Calm-water standard manoeuvring tests according to
IMO recommendations (IMO 2002) were done late
October 2006. These measurements were used to
tune MARINTEK’s calm-water model.
However, emergency response operations will
usually take place in a harsh weather conditions. It is
thus necessary to develop a complete 6 DOF model
for emergency response vessels operating in rough
seas. This work is currently under way at
MARINTEK. To validate the 6 DOF model a new
set of manoeuvring tests was done in relatively harsh
seas late November 2008.
4.2 Other requests for simulator model
The course participants also asked for more realistic
representation of the wave field on the lee side of a
disabled vessel. This improvement will eventually
be made by manipulating the visual database for the
sea surface. There will be no calculations of the ac-
tual wave field for a multibody situation. It will not
be possible to implement this modification within
the time-frame of the ongoing “Arctic Emergency
Operations” project. It has also been requested that
the visual presentation of the towing line during a
towing operation in harsh weather should be made
more realistic. Experienced masters will be asked to
take part in a face validation of possible solutions to
make the visual representation of the towline more
realistic. These modifications may be based on sim-
plified mathematical models of the towing line.
In addition to the simulator based training course

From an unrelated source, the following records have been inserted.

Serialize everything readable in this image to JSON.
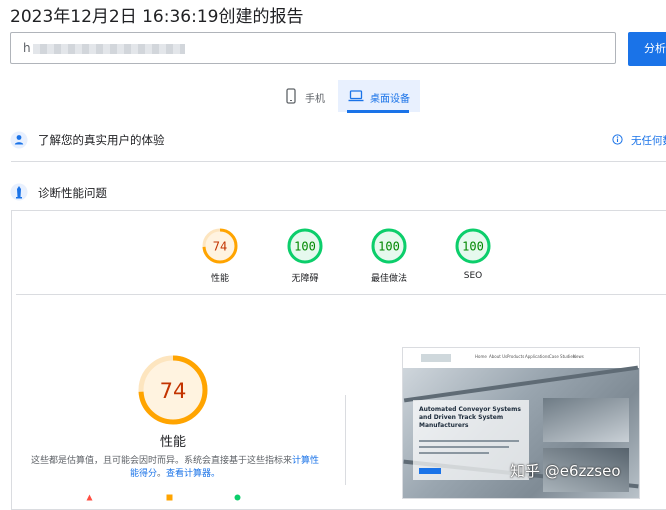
{
  "report": {
    "title": "2023年12月2日 16:36:19创建的报告"
  },
  "url_input": {
    "value": "h"
  },
  "analyze_button": {
    "label": "分析"
  },
  "tabs": [
    {
      "label": "手机",
      "icon": "phone-icon",
      "selected": false
    },
    {
      "label": "桌面设备",
      "icon": "laptop-icon",
      "selected": true
    }
  ],
  "field_data": {
    "title": "了解您的真实用户的体验",
    "link": "无任何数"
  },
  "diagnose": {
    "title": "诊断性能问题"
  },
  "scores": [
    {
      "label": "性能",
      "value": "74",
      "status": "average"
    },
    {
      "label": "无障碍",
      "value": "100",
      "status": "pass"
    },
    {
      "label": "最佳做法",
      "value": "100",
      "status": "pass"
    },
    {
      "label": "SEO",
      "value": "100",
      "status": "pass"
    }
  ],
  "performance": {
    "score": "74",
    "title": "性能",
    "note_text": "这些都是估算值，且可能会因时而异。系统会直接基于这些指标来",
    "note_link": "计算性能得分",
    "note_sep": "。",
    "note_link2": "查看计算器。"
  },
  "screenshot": {
    "nav": [
      "Home",
      "About Us",
      "Products",
      "Applications",
      "Case Studies",
      "News"
    ],
    "hero_title": "Automated Conveyor Systems and Driven Track System Manufacturers"
  },
  "colors": {
    "pass": "#0cce6b",
    "pass_text": "#008800",
    "average": "#ffa400",
    "average_text": "#c33300",
    "accent": "#1a73e8"
  },
  "watermark": "知乎 @e6zzseo"
}
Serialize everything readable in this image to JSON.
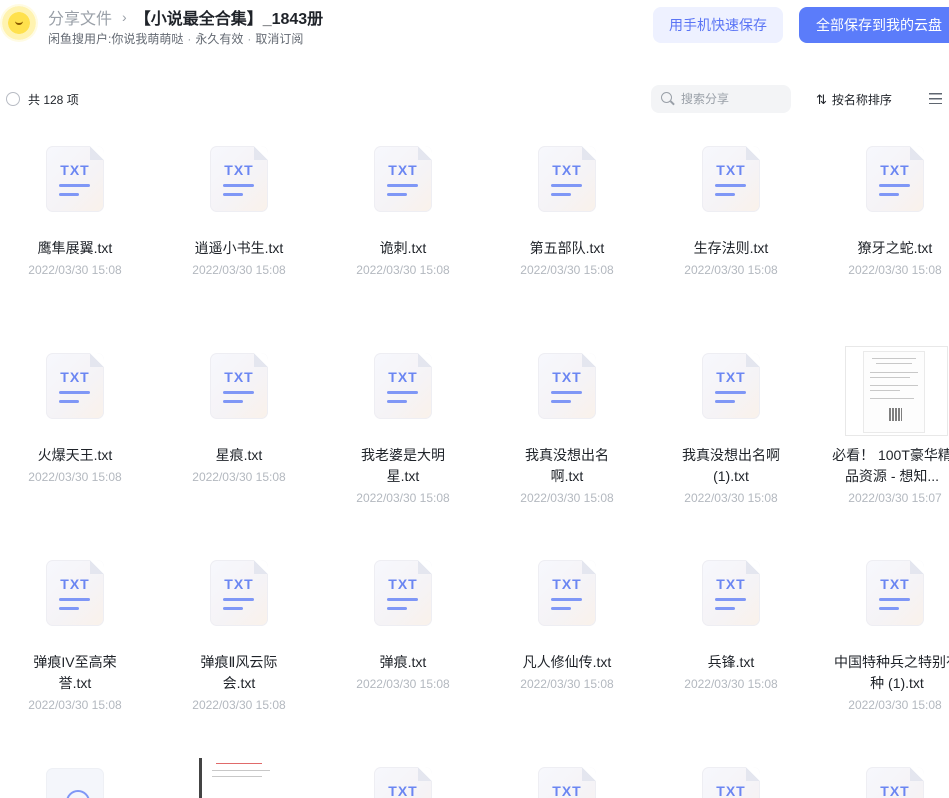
{
  "header": {
    "crumb_root": "分享文件",
    "crumb_sep": "›",
    "title": "【小说最全合集】_1843册",
    "sharer": "闲鱼搜用户:你说我萌萌哒",
    "validity": "永久有效",
    "cancel_label": "取消订阅",
    "dot": "·",
    "phone_save_label": "用手机快速保存",
    "save_all_label": "全部保存到我的云盘"
  },
  "toolbar": {
    "count_label": "共 128 项",
    "search_placeholder": "搜索分享",
    "sort_label": "按名称排序",
    "sort_glyph": "⇅"
  },
  "file_icon_label": "TXT",
  "files": [
    {
      "name": "鹰隼展翼.txt",
      "time": "2022/03/30 15:08"
    },
    {
      "name": "逍遥小书生.txt",
      "time": "2022/03/30 15:08"
    },
    {
      "name": "诡刺.txt",
      "time": "2022/03/30 15:08"
    },
    {
      "name": "第五部队.txt",
      "time": "2022/03/30 15:08"
    },
    {
      "name": "生存法则.txt",
      "time": "2022/03/30 15:08"
    },
    {
      "name": "獠牙之蛇.txt",
      "time": "2022/03/30 15:08"
    },
    {
      "name": "火爆天王.txt",
      "time": "2022/03/30 15:08"
    },
    {
      "name": "星痕.txt",
      "time": "2022/03/30 15:08"
    },
    {
      "name": "我老婆是大明星.txt",
      "time": "2022/03/30 15:08"
    },
    {
      "name": "我真没想出名啊.txt",
      "time": "2022/03/30 15:08"
    },
    {
      "name": "我真没想出名啊(1).txt",
      "time": "2022/03/30 15:08"
    },
    {
      "name": "必看！ 100T豪华精品资源 - 想知...",
      "time": "2022/03/30 15:07"
    },
    {
      "name": "弹痕IV至高荣誉.txt",
      "time": "2022/03/30 15:08"
    },
    {
      "name": "弹痕Ⅱ风云际会.txt",
      "time": "2022/03/30 15:08"
    },
    {
      "name": "弹痕.txt",
      "time": "2022/03/30 15:08"
    },
    {
      "name": "凡人修仙传.txt",
      "time": "2022/03/30 15:08"
    },
    {
      "name": "兵锋.txt",
      "time": "2022/03/30 15:08"
    },
    {
      "name": "中国特种兵之特别有种 (1).txt",
      "time": "2022/03/30 15:08"
    }
  ]
}
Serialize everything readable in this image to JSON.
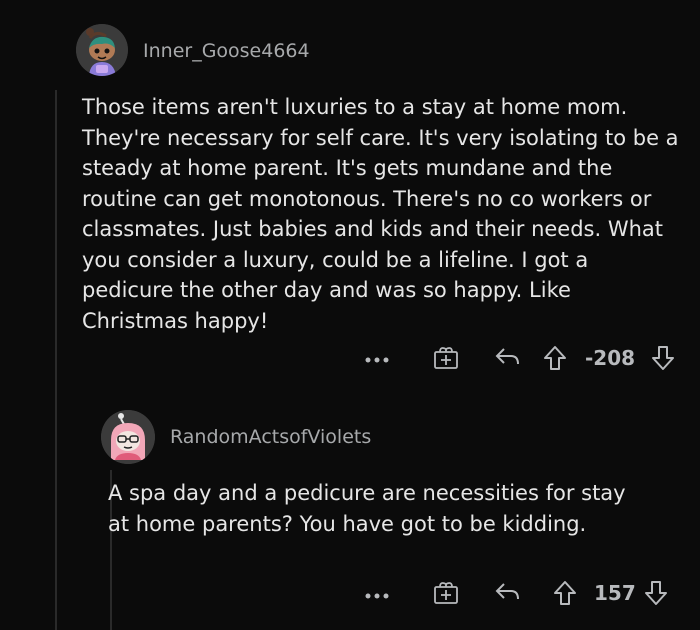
{
  "comments": [
    {
      "username": "Inner_Goose4664",
      "avatar": "snoo-avatar-girl-teal-hair",
      "body": "Those items aren't luxuries to a stay at home mom. They're necessary for self care. It's very isolating to be a steady at home parent. It's gets mundane and the routine can get monotonous. There's no co workers or classmates. Just babies and kids and their needs. What you consider a luxury, could be a lifeline. I got a pedicure the other day and was so happy. Like Christmas happy!",
      "score": "-208",
      "more_label": "•••"
    },
    {
      "username": "RandomActsofViolets",
      "avatar": "snoo-avatar-pink-hood-glasses",
      "body": "A spa day and a pedicure are necessities for stay at home parents? You have got to be kidding.",
      "score": "157",
      "more_label": "•••"
    }
  ],
  "icons": {
    "more": "more-options-icon",
    "award": "award-gift-icon",
    "reply": "reply-arrow-icon",
    "upvote": "upvote-arrow-icon",
    "downvote": "downvote-arrow-icon"
  },
  "colors": {
    "background": "#0b0b0b",
    "text": "#e6e6e6",
    "meta": "#a7a9ab",
    "icon": "#b8babd"
  }
}
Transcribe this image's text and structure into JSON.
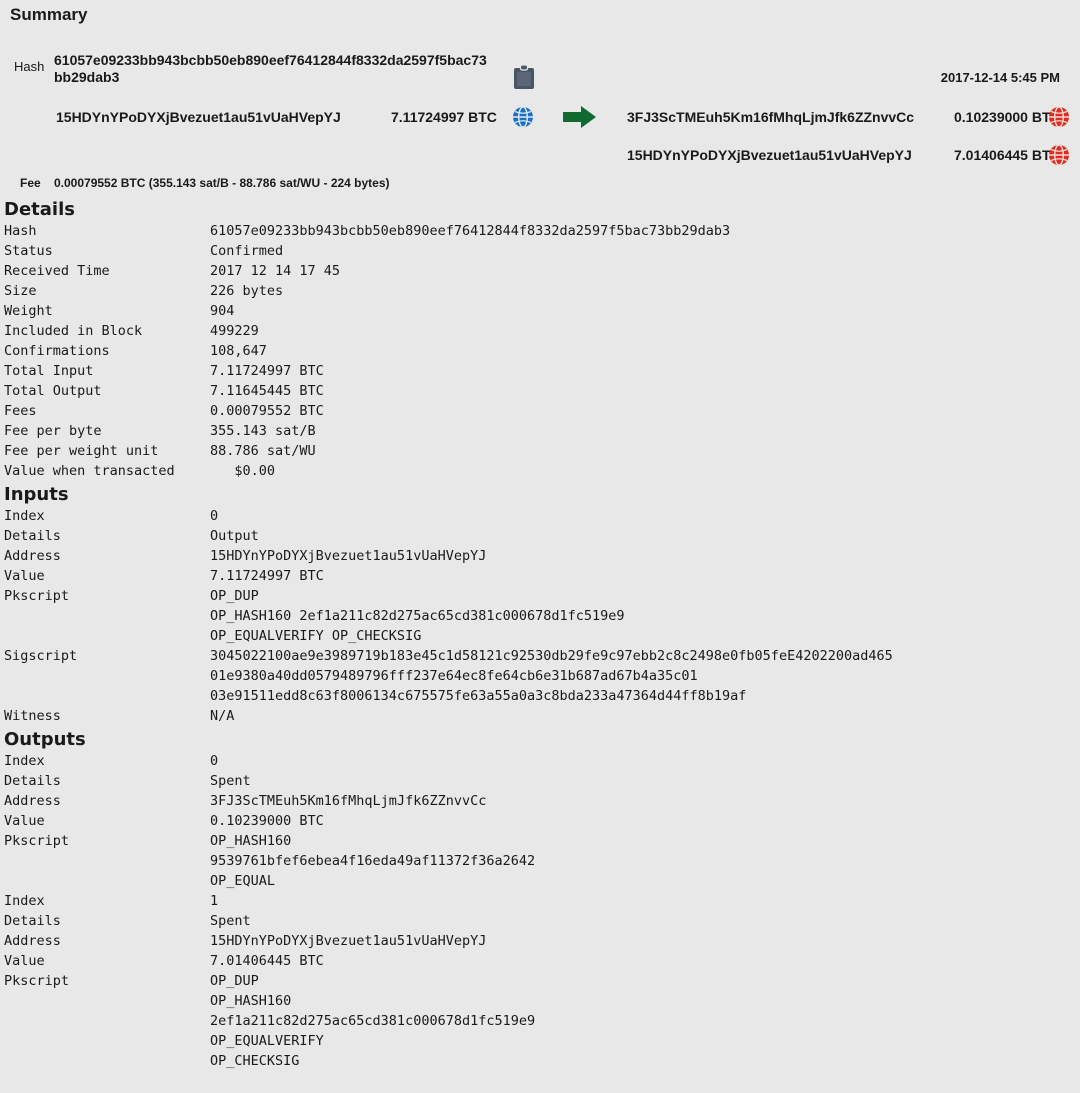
{
  "summary": {
    "title": "Summary",
    "hash_label": "Hash",
    "hash_value": "61057e09233bb943bcbb50eb890eef76412844f8332da2597f5bac73bb29dab3",
    "timestamp": "2017-12-14 5:45 PM",
    "copy_icon": "clipboard-icon",
    "arrow_icon": "green-arrow-icon",
    "input_globe_icon": "blue-globe-icon",
    "output_globe_icon": "red-globe-icon",
    "inputs": [
      {
        "address": "15HDYnYPoDYXjBvezuet1au51vUaHVepYJ",
        "amount": "7.11724997 BTC"
      }
    ],
    "outputs": [
      {
        "address": "3FJ3ScTMEuh5Km16fMhqLjmJfk6ZZnvvCc",
        "amount": "0.10239000 BTC"
      },
      {
        "address": "15HDYnYPoDYXjBvezuet1au51vUaHVepYJ",
        "amount": "7.01406445 BTC"
      }
    ],
    "fee_label": "Fee",
    "fee_value": "0.00079552 BTC (355.143 sat/B - 88.786 sat/WU - 224 bytes)"
  },
  "details": {
    "title": "Details",
    "rows": [
      {
        "key": "Hash",
        "value": "61057e09233bb943bcbb50eb890eef76412844f8332da2597f5bac73bb29dab3"
      },
      {
        "key": "Status",
        "value": "Confirmed"
      },
      {
        "key": "Received Time",
        "value": "2017 12 14 17 45"
      },
      {
        "key": "Size",
        "value": "226 bytes"
      },
      {
        "key": "Weight",
        "value": "904"
      },
      {
        "key": "Included in Block",
        "value": "499229"
      },
      {
        "key": "Confirmations",
        "value": "108,647"
      },
      {
        "key": "Total Input",
        "value": "7.11724997 BTC"
      },
      {
        "key": "Total Output",
        "value": "7.11645445 BTC"
      },
      {
        "key": "Fees",
        "value": "0.00079552 BTC"
      },
      {
        "key": "Fee per byte",
        "value": "355.143 sat/B"
      },
      {
        "key": "Fee per weight unit ",
        "value": "88.786 sat/WU"
      },
      {
        "key": "Value when transacted",
        "value": "   $0.00"
      }
    ]
  },
  "inputs_section": {
    "title": "Inputs",
    "rows": [
      {
        "key": "Index",
        "value": "0"
      },
      {
        "key": "Details",
        "value": "Output"
      },
      {
        "key": "Address",
        "value": "15HDYnYPoDYXjBvezuet1au51vUaHVepYJ"
      },
      {
        "key": "Value",
        "value": "7.11724997 BTC"
      },
      {
        "key": "Pkscript",
        "value": "OP_DUP",
        "continuation": [
          "OP_HASH160 2ef1a211c82d275ac65cd381c000678d1fc519e9",
          "OP_EQUALVERIFY OP_CHECKSIG"
        ]
      },
      {
        "key": "Sigscript",
        "value": "3045022100ae9e3989719b183e45c1d58121c92530db29fe9c97ebb2c8c2498e0fb05feE4202200ad465",
        "continuation": [
          "01e9380a40dd0579489796fff237e64ec8fe64cb6e31b687ad67b4a35c01",
          "03e91511edd8c63f8006134c675575fe63a55a0a3c8bda233a47364d44ff8b19af"
        ]
      },
      {
        "key": "Witness",
        "value": "N/A"
      }
    ]
  },
  "outputs_section": {
    "title": "Outputs",
    "rows": [
      {
        "key": "Index",
        "value": "0"
      },
      {
        "key": "Details",
        "value": "Spent"
      },
      {
        "key": "Address",
        "value": "3FJ3ScTMEuh5Km16fMhqLjmJfk6ZZnvvCc"
      },
      {
        "key": "Value",
        "value": "0.10239000 BTC"
      },
      {
        "key": "Pkscript",
        "value": "OP_HASH160",
        "continuation": [
          "9539761bfef6ebea4f16eda49af11372f36a2642",
          "OP_EQUAL"
        ]
      },
      {
        "key": "Index",
        "value": "1"
      },
      {
        "key": "Details",
        "value": "Spent"
      },
      {
        "key": "Address",
        "value": "15HDYnYPoDYXjBvezuet1au51vUaHVepYJ"
      },
      {
        "key": "Value",
        "value": "7.01406445 BTC"
      },
      {
        "key": "Pkscript",
        "value": "OP_DUP",
        "continuation": [
          "OP_HASH160",
          "2ef1a211c82d275ac65cd381c000678d1fc519e9",
          "OP_EQUALVERIFY",
          "OP_CHECKSIG"
        ]
      }
    ]
  },
  "colors": {
    "background": "#e8e8e8",
    "text": "#1a1a1a",
    "clipboard": "#4a5568",
    "blue_globe": "#1b6fc4",
    "red_globe": "#e02b20",
    "green_arrow": "#0f6a2f"
  }
}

deck officers on the chartered emergency response
vessels in Northern Norway are performing regular